For full eligibility requirements, see the full Seller Protection Policy terms in the PayPal User Agreement, but please note that we will not update the User Agreement immediately when making this change. 
 
Depending on when you view the User Agreement it may still indicate that intangible items services and digital goods are ineligible, which will no longer be correct, however all other exclusions will remain in effect.

If a buyer opens a dispute or claim regarding an item they didn’t receive, you may be required to provide the proof that you’ve already sent the item to the buyer. One way to show that proof is to use a carrier with online tracking. The recipient's name and address in the online tracking information must match those displayed in your Transaction Details page. For transactions involving items worth $750USD (or its equivalent in other currencies) or more, please also keep an online receipt with the recipient’s signature as proof of delivery.

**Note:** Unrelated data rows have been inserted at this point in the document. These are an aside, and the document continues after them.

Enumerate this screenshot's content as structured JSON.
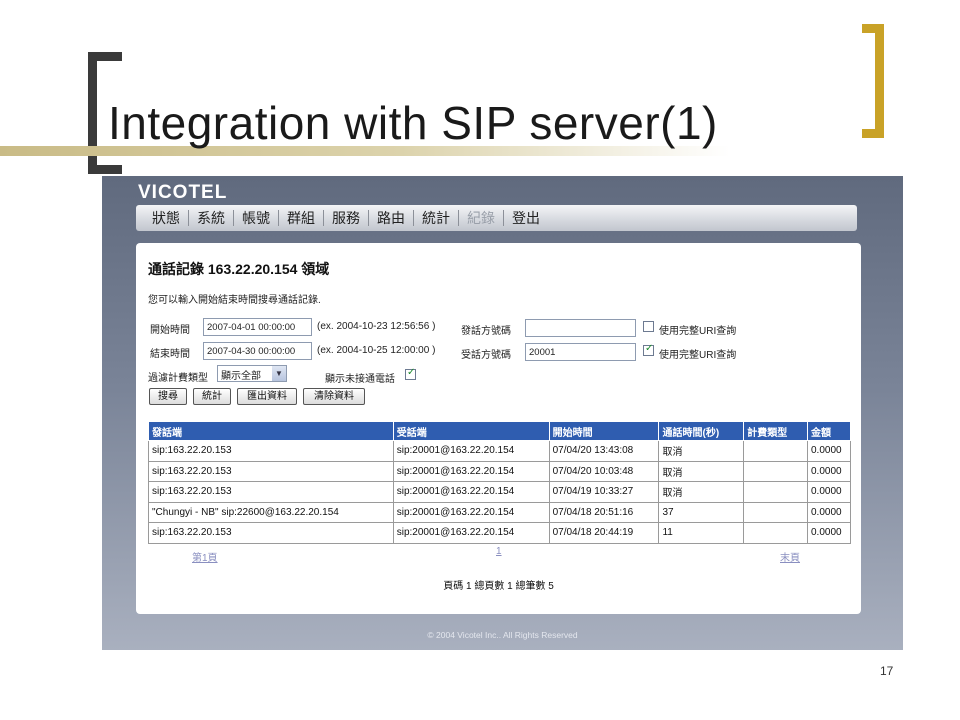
{
  "slide": {
    "title": "Integration with SIP server(1)",
    "page_number": "17"
  },
  "app": {
    "logo": "VICOTEL",
    "nav": [
      "狀態",
      "系統",
      "帳號",
      "群組",
      "服務",
      "路由",
      "統計",
      "紀錄",
      "登出"
    ],
    "active_nav_index": 7,
    "panel_title": "通話記錄 163.22.20.154 領域",
    "panel_desc": "您可以輸入開始結束時間搜尋通話記錄.",
    "form": {
      "start_time_label": "開始時間",
      "start_time_value": "2007-04-01 00:00:00",
      "start_time_hint": "(ex. 2004-10-23 12:56:56 )",
      "end_time_label": "結束時間",
      "end_time_value": "2007-04-30 00:00:00",
      "end_time_hint": "(ex. 2004-10-25 12:00:00 )",
      "caller_label": "發話方號碼",
      "caller_value": "",
      "callee_label": "受話方號碼",
      "callee_value": "20001",
      "full_uri_label": "使用完整URI查詢",
      "full_uri_caller_checked": false,
      "full_uri_callee_checked": true,
      "billing_filter_label": "過濾計費類型",
      "billing_filter_value": "顯示全部",
      "show_unanswered_label": "顯示未接通電話",
      "show_unanswered_checked": true
    },
    "buttons": {
      "search": "搜尋",
      "stats": "統計",
      "export": "匯出資料",
      "clear": "清除資料"
    },
    "table": {
      "columns": [
        "發話端",
        "受話端",
        "開始時間",
        "通話時間(秒)",
        "計費類型",
        "金額"
      ],
      "rows": [
        [
          "sip:163.22.20.153",
          "sip:20001@163.22.20.154",
          "07/04/20 13:43:08",
          "取消",
          "",
          "0.0000"
        ],
        [
          "sip:163.22.20.153",
          "sip:20001@163.22.20.154",
          "07/04/20 10:03:48",
          "取消",
          "",
          "0.0000"
        ],
        [
          "sip:163.22.20.153",
          "sip:20001@163.22.20.154",
          "07/04/19 10:33:27",
          "取消",
          "",
          "0.0000"
        ],
        [
          "\"Chungyi - NB\" sip:22600@163.22.20.154",
          "sip:20001@163.22.20.154",
          "07/04/18 20:51:16",
          "37",
          "",
          "0.0000"
        ],
        [
          "sip:163.22.20.153",
          "sip:20001@163.22.20.154",
          "07/04/18 20:44:19",
          "11",
          "",
          "0.0000"
        ]
      ]
    },
    "pager": {
      "first": "第1頁",
      "current": "1",
      "last": "末頁",
      "summary": "頁碼 1 總頁數 1 總筆數 5"
    },
    "copyright": "© 2004 Vicotel Inc.. All Rights Reserved"
  },
  "colors": {
    "accent_gold": "#c9a227",
    "table_header": "#2f5db0",
    "app_background": "#6f7a8f"
  }
}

It's important to meet the postage requirement for you to be eligible for Seller Protection. If the buyer demands that you deliver to an address different from the one in the Transaction Details page, we suggest that you contact the buyer to arrange a refund and make a new payment with the correct delivery address. You can view the detailed postage requirements related to Seller Protection in our User Agreement.

Learn more about how to handle a PayPal dispute or claim.

You’ll know if an email is from PayPal when:

  • You see your name or your business name in the email subject line or the email body. We always address you by your full name or your business name as registered on your PayPal account. We’ll never use generic greetings like "Dear user" or "Hello PayPal member".
  • We’ll never ask you to include your financial information, your password, or the answer to your PayPal security questions in your emails to us.
  • We’ll never attach any software updates in our emails and ask you to install it to your devices.

If you receive an email notification about your transaction, always log in to your PayPal account and go to the Activity page to confirm the details of the transaction. Don’t provide any information without prior checking your PayPal account.

If you think you’ve received a suspicious email, don’t edit the contents or subject line. Please forward the original email to us at spoof@paypal.com and delete it from your inbox right away. 

Learn more about PayPal online security for Hong Kong users.

The contents of this site are provided for informational purposes only. The information in this article does not constitute legal, financial, IT, business or investment advice of any kind and is not a substitute for any professional advice. You should always obtain independent, professional accounting, financial, IT and legal advice before making any business decision.